I almost always agree with Béla Lipták, but I must take exception to one of his "overrule safety" solutions to the nuclear power plant problem. (See February's Ask the Experts, "'Overrule' Safety Automation; Minimum Control Valve Size.") You can't isolate a nuclear power plant from any external data communications.
I seem to recall an NRC requirement for "remote operation" of a nuclear power plant in case the local control center becomes damaged or is otherwise inoperable. The requirement was for that plant to be operated from a distant location sufficient to regain control, and safely operate it or shut it down in an orderly manner. This does not require an Internet connection, but it is a communications line out of the plant.

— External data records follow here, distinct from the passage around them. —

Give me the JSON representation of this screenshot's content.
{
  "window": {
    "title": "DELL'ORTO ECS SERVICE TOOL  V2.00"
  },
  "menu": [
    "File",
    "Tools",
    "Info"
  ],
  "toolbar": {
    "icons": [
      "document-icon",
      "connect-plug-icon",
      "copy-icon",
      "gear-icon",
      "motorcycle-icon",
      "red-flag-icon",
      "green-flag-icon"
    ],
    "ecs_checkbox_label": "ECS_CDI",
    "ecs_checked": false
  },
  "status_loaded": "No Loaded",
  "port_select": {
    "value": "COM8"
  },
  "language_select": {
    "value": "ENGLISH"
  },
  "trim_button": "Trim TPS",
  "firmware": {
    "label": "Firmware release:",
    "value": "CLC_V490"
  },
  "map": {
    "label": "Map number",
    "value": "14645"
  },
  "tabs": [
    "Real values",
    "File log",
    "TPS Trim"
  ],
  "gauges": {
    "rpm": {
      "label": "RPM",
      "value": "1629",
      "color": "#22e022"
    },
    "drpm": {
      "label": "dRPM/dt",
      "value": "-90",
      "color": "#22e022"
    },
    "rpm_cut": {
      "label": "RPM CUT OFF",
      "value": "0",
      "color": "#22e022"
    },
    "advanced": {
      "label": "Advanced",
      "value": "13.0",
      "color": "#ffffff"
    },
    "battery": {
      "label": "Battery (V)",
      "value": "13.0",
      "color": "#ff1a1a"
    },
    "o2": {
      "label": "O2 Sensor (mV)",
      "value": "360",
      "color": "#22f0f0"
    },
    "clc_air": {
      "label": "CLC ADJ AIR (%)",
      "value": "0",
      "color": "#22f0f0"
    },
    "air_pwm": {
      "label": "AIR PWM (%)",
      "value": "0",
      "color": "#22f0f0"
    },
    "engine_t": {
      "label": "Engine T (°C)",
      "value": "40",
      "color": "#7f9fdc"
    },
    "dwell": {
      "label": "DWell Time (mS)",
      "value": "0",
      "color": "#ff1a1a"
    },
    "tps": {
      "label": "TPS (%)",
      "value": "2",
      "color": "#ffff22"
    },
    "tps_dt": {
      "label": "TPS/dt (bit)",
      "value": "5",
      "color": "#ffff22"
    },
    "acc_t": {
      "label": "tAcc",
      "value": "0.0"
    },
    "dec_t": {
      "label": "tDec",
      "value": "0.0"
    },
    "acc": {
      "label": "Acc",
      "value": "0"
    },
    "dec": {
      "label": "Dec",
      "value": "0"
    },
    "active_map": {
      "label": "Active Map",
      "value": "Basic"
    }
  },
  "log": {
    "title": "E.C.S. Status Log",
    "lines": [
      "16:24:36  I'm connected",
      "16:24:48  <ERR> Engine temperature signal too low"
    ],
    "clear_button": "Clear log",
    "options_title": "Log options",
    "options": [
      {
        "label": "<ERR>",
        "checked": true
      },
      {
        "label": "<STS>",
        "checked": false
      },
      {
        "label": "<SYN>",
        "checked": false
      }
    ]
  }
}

I've often heard people exclaim that there should be no Internet connections to the process control network as a solution to the potential for control systems being "hacked." Well, that didn't protect the Iranian uranium enrichment plant from the Stuxnet virus that was probably planted into the operating system of the Siemens System 7 at least a year before it was shipped.
These days, it's unrealistic to insist on no Internet connection for any process control system. There are too many vendor support services connected via the Internet that are necessary to keep a modern process control system and the attached smart instrumentation in good repair and fully operational. As always, the Internet connection must be secure and allow only previously authorized connections. It's not impossible to achieve protected access, and all communications must be encrypted to prevent damage and covert data transmission.
I didn't say it was easy, and it is usually not fast, but protected Internet connections must be allowed.